And now they were engaged with a common enemy.
In consideration of their engagement of that enemy, I guessed that they weren’t such bad sorts – the woman and her deeply boring monologue notwithstanding – and settled back to enjoying my bacchus.
But the bee came back.
I knew that trying to flail him from the air in flight had only two possible outcomes: disaster and disaster.
So I decided to live and let live. I decided that in the hope that the bee would sense my amicability and just settle down next to me on my table and maybe strike up a conversation.
But this bee was either stupid or insensitive or intransigent, or all of those things. He kept flying at me as if he really wanted a good reason to give me a dose of venom. I had just had such a dose on Lopez two weeks previous when a bee had run into me as I was approaching 20 mph while passing Sunset Builders Supply, and, the bee lacking anything better to do, had hit me in the chest with something that created a great mass of red flesh spanning the front exterior of my thorax. I was really seriously disinterested in having another such encounter, even at a table on a street in the best city in the world.
So I wished this bee ill.
Luckily, being stupid, or alcoholic, or both, he kept flying closer to the surface of the wine in the glass. Finally he stopped and lit on the interior of the glass. He sauntered here and there. He went up and down.
I put the pewter tray that is used for purveying the check to customers and the payment and tip to the server on top of the glass. It was a perfect fit. I watched the bee. He watched me briefly, but then, overcome I suppose by the joyous aroma of the wine, he fell into the liquid. He swam. And he swam some more. and he swam yet some more.
When I thought he must be tired, or drunk, or both I folded my “addition” – the tote of what I owed – into a rigid probe-like configuration. The multiple linear folds made the thing pretty rigid. I hoped that that sort of rigidity would make it a tool with which I could scoop the bee out of the liquid when I deemed that action to be prudent. However, I had not gone to end-game. I had not thought of what to do with the beast once he had been scooped. I watched him swim in aimless, seemingly diminishingly-sized circles.
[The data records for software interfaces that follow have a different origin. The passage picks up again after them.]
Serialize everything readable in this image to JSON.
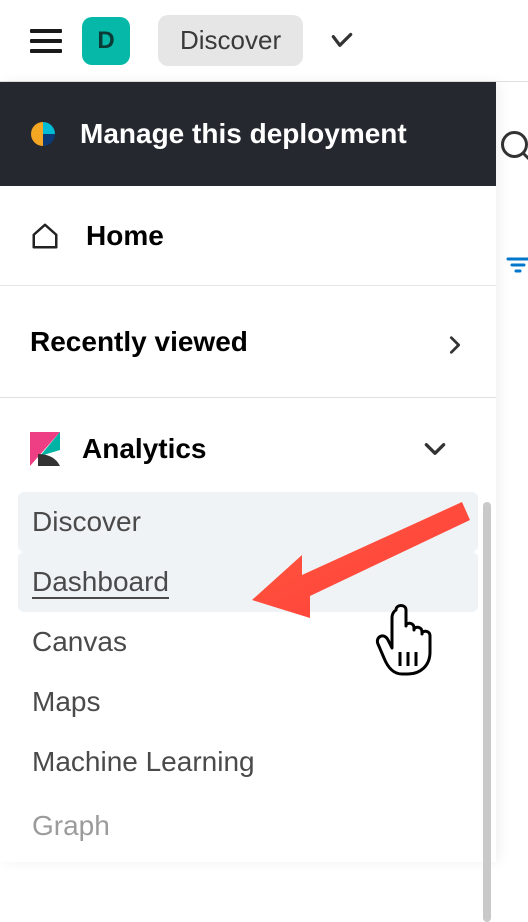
{
  "topbar": {
    "logo_letter": "D",
    "discover_label": "Discover"
  },
  "panel": {
    "manage_label": "Manage this deployment",
    "home_label": "Home",
    "recent_label": "Recently viewed",
    "analytics_label": "Analytics",
    "items": [
      {
        "label": "Discover"
      },
      {
        "label": "Dashboard"
      },
      {
        "label": "Canvas"
      },
      {
        "label": "Maps"
      },
      {
        "label": "Machine Learning"
      },
      {
        "label": "Graph"
      }
    ]
  }
}
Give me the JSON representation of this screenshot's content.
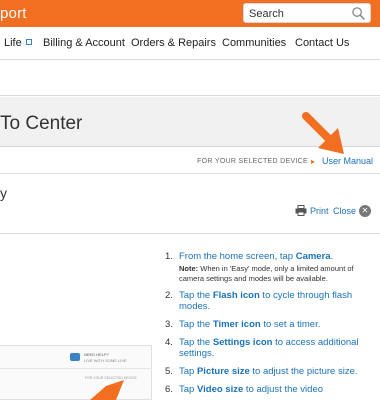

I decided that it was time.
I took the pewter tray off the glass. The bee didn’t notice. He kept swimming in circles. I grasped the tool. I lowered it to the surface of the wine and waited for the bee to come to where the tool waited. He came toward the tool. When he got within scoop distance I scooped. I missed. He kept swimming, albeit with some added vigor. I think he had been swimming and drinking previously; now he seemed to realize imminent peril and seemed to have made swimming his primary activity. In any event he was a motivated, wing flailing swooping around the glass sort of bee. That was a distinct change from his previously relaxed, almost leisurely backstroke sort of activity.
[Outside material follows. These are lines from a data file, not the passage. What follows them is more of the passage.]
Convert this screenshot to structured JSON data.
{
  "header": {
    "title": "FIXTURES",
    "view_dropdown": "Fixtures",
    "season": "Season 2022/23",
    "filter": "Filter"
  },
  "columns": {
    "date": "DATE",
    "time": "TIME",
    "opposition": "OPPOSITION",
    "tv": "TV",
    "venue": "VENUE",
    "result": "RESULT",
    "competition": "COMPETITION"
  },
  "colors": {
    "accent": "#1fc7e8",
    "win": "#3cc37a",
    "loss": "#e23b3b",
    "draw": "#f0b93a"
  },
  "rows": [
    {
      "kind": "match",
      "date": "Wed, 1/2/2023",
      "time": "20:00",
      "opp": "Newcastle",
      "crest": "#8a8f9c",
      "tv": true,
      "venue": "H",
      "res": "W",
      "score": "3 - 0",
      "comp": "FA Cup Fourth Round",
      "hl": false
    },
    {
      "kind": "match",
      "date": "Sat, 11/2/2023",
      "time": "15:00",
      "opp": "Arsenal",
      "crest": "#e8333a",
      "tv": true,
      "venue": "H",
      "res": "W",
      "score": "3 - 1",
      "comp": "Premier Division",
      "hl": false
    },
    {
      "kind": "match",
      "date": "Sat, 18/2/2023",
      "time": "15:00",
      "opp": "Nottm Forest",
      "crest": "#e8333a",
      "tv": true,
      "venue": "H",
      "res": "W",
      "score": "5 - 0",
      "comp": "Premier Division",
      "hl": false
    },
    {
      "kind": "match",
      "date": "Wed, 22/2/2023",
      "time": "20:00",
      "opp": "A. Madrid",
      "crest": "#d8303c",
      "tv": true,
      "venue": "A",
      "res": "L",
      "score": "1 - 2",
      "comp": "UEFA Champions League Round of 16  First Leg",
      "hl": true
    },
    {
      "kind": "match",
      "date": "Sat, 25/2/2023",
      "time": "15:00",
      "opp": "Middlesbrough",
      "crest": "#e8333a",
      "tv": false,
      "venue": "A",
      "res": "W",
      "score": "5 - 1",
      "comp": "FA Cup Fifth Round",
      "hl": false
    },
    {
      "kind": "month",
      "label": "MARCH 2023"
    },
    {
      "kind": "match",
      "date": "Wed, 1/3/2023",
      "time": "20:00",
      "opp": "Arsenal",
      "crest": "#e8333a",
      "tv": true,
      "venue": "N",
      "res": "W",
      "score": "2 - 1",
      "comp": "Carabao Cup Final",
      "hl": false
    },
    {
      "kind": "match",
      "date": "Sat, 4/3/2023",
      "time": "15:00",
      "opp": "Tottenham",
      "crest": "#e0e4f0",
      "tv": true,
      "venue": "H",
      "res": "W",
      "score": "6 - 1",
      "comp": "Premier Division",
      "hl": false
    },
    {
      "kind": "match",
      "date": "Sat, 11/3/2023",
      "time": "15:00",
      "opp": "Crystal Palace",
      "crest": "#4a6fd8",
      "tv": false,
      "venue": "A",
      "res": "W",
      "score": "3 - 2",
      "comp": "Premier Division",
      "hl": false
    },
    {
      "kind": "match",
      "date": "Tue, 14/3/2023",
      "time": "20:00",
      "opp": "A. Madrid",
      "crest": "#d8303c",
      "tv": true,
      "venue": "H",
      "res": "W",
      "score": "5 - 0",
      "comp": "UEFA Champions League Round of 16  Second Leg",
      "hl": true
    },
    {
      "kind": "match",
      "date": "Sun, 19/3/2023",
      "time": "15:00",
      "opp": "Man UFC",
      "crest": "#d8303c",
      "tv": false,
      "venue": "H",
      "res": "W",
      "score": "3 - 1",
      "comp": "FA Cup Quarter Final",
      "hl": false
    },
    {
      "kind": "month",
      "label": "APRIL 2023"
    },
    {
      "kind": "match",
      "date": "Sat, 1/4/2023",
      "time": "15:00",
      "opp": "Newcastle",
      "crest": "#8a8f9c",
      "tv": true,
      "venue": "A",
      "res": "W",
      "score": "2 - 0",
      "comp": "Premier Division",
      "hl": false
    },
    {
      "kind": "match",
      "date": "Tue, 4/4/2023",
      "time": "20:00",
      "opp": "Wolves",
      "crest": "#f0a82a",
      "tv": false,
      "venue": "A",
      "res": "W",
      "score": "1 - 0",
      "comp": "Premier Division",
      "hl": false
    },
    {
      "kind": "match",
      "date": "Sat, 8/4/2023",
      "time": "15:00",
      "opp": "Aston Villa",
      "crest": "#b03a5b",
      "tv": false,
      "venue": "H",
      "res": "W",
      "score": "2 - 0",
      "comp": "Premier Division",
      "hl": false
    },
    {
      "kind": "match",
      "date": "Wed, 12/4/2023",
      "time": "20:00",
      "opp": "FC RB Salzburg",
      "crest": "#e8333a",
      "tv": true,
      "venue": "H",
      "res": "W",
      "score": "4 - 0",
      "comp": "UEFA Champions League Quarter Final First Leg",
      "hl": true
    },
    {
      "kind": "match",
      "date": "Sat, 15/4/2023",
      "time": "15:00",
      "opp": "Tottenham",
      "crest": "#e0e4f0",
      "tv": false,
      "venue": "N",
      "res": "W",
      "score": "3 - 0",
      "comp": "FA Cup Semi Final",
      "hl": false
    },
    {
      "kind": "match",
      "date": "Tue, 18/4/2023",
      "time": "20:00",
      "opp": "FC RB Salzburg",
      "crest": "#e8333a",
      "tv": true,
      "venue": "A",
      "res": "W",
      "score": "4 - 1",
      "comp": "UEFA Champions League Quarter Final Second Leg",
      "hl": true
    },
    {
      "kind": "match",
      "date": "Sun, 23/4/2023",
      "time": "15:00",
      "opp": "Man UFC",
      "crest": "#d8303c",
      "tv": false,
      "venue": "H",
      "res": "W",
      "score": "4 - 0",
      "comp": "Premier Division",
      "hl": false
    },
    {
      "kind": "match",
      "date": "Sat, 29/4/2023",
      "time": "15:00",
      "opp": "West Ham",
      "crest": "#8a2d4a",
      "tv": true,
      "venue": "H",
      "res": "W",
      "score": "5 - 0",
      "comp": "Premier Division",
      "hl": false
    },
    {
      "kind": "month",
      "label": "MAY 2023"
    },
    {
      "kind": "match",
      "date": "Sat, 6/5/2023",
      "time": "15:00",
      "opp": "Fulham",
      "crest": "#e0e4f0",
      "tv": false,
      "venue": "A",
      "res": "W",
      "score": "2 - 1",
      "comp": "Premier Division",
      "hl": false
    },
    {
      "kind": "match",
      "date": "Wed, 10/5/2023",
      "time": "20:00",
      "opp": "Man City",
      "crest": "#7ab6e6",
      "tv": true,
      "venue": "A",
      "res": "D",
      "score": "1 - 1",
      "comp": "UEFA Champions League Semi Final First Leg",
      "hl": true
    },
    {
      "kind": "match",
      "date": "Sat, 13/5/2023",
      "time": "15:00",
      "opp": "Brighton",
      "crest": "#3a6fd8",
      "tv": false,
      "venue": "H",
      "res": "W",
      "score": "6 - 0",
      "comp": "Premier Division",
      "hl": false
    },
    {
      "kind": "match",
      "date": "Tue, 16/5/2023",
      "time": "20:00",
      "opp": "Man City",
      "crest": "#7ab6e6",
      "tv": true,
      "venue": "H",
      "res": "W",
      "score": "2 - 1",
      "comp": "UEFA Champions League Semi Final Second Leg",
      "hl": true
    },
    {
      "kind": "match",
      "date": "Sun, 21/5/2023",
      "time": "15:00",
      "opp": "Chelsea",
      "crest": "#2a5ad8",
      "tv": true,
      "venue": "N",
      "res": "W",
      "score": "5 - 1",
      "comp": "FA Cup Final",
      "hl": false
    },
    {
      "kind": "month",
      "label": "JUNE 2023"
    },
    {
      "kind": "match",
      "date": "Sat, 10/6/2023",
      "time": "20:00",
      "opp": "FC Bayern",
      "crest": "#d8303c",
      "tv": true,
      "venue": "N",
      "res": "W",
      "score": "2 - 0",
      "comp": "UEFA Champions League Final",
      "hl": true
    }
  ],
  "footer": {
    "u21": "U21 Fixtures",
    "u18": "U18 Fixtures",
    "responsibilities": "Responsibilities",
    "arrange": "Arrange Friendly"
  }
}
I scooped again. And I scooped again. After several more scoops I threw the bee out of the wine onto the table.
I had hoped he would be drunk – I had left him in my wine for quite a while to that end – and would just sit there. Perhaps he would look at me and perhaps I would hear a thin reedy voice saying “merci monsieur”.
Instead he did some kind of hostile looking bee dance. It looked as if he was about to hurl himself into the air and do evil to someone or something.
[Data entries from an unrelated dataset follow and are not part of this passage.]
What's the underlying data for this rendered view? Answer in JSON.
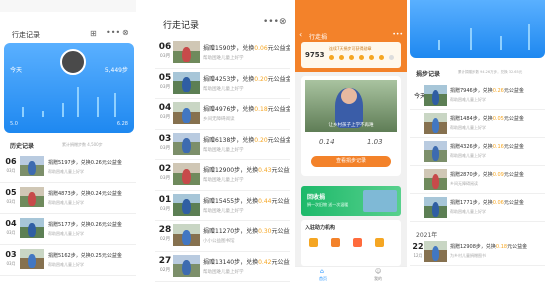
{
  "p1": {
    "title": "行走记录",
    "steps": "5,449步",
    "avatar_label": "今天",
    "section": "历史记录",
    "section_hint": "累计捐赠步数 4,500步",
    "chart_left": "5.0",
    "chart_right": "6.28",
    "rows": [
      {
        "d": "06",
        "m": "03月",
        "t": "捐赠5197步，兑换0.26元公益金",
        "s": "帮助困难儿童上好学"
      },
      {
        "d": "05",
        "m": "03月",
        "t": "捐赠4873步，兑换0.24元公益金",
        "s": "帮助困难儿童上好学"
      },
      {
        "d": "04",
        "m": "03月",
        "t": "捐赠5177步，兑换0.26元公益金",
        "s": "帮助困难儿童上好学"
      },
      {
        "d": "03",
        "m": "03月",
        "t": "捐赠5162步，兑换0.25元公益金",
        "s": "帮助困难儿童上好学"
      }
    ]
  },
  "p2": {
    "title": "行走记录",
    "rows": [
      {
        "d": "06",
        "m": "03月",
        "pre": "捐赠1590步，兑换",
        "amt": "0.06",
        "suf": "元公益金",
        "s": "帮助困难儿童上好学"
      },
      {
        "d": "05",
        "m": "03月",
        "pre": "捐赠4253步，兑换",
        "amt": "0.20",
        "suf": "元公益金",
        "s": "帮助困难儿童上好学"
      },
      {
        "d": "04",
        "m": "03月",
        "pre": "捐赠4976步，兑换",
        "amt": "0.18",
        "suf": "元公益金",
        "s": "乡间无障碍阅读"
      },
      {
        "d": "03",
        "m": "03月",
        "pre": "捐赠6138步，兑换",
        "amt": "0.20",
        "suf": "元公益金",
        "s": "帮助困难儿童上好学"
      },
      {
        "d": "02",
        "m": "03月",
        "pre": "捐赠12900步，兑换",
        "amt": "0.43",
        "suf": "元公益金",
        "s": "帮助困难儿童上好学"
      },
      {
        "d": "01",
        "m": "03月",
        "pre": "捐赠15455步，兑换",
        "amt": "0.44",
        "suf": "元公益金",
        "s": "帮助困难儿童上好学"
      },
      {
        "d": "28",
        "m": "02月",
        "pre": "捐赠11270步，兑换",
        "amt": "0.30",
        "suf": "元公益金",
        "s": "小小公益图书馆"
      },
      {
        "d": "27",
        "m": "02月",
        "pre": "捐赠13140步，兑换",
        "amt": "0.42",
        "suf": "元公益金",
        "s": "帮助困难儿童上好学"
      }
    ]
  },
  "p3": {
    "title": "行走捐",
    "banner_text": "连续7天捐步可获得勋章",
    "steps": "9753",
    "scene_caption": "让乡村孩子上学不再难",
    "v1": "0.14",
    "v2": "1.03",
    "button": "查看捐步记录",
    "promo_title": "回收捐",
    "promo_sub": "捐一次旧物 送一次温暖",
    "section": "入驻助力机构",
    "nav_home": "首页",
    "nav_mine": "我的"
  },
  "p4": {
    "section": "捐步记录",
    "section_hint": "累计捐赠步数 94.26万步，兑换 32.65元",
    "today": "今天",
    "year": "2021年",
    "rows": [
      {
        "d": "",
        "m": "",
        "pre": "捐赠7946步，兑换",
        "amt": "0.26",
        "suf": "元公益金",
        "s": "帮助困难儿童上好学"
      },
      {
        "d": "",
        "m": "",
        "pre": "捐赠1484步，兑换",
        "amt": "0.05",
        "suf": "元公益金",
        "s": "帮助困难儿童上好学"
      },
      {
        "d": "",
        "m": "",
        "pre": "捐赠4326步，兑换",
        "amt": "0.16",
        "suf": "元公益金",
        "s": "帮助困难儿童上好学"
      },
      {
        "d": "",
        "m": "",
        "pre": "捐赠2870步，兑换",
        "amt": "0.09",
        "suf": "元公益金",
        "s": "乡间无障碍阅读"
      },
      {
        "d": "",
        "m": "",
        "pre": "捐赠1771步，兑换",
        "amt": "0.06",
        "suf": "元公益金",
        "s": "帮助困难儿童上好学"
      },
      {
        "d": "22",
        "m": "12月",
        "pre": "捐赠12908步，兑换",
        "amt": "0.18",
        "suf": "元公益金",
        "s": "为乡村儿童捐赠图书"
      }
    ]
  },
  "colors": {
    "blue": "#1e90ff",
    "orange": "#f5a623",
    "header_orange": "#f3822a"
  }
}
I was pretty sure that I would be the someone, since something did not seem to be readily available.
So I hit him – twice – with the little pewter tray.
That pretty well settled the situation.
It settled it at least for the bee. He got pushed off the table – guts spewing from his shattered exoskeleton – to the floor.
But now I had the better part of a complete bacchus of quite good bordeaux with – with what; or with anything additional from the bee?
Was the wine full of bee shit or bee puke? Or, of an even more sinister nature, was the wine full of bee venom? Do bees when under duress shoot venom out their asses? I had no idea. I asked the Americans to my left – the ones from which the long boring monologue had emanated – and they didn’t know. They thought me tobe rather quaint to even have such a question.
I looked at the wine.
The wine looked at me.
I drank the rest of it.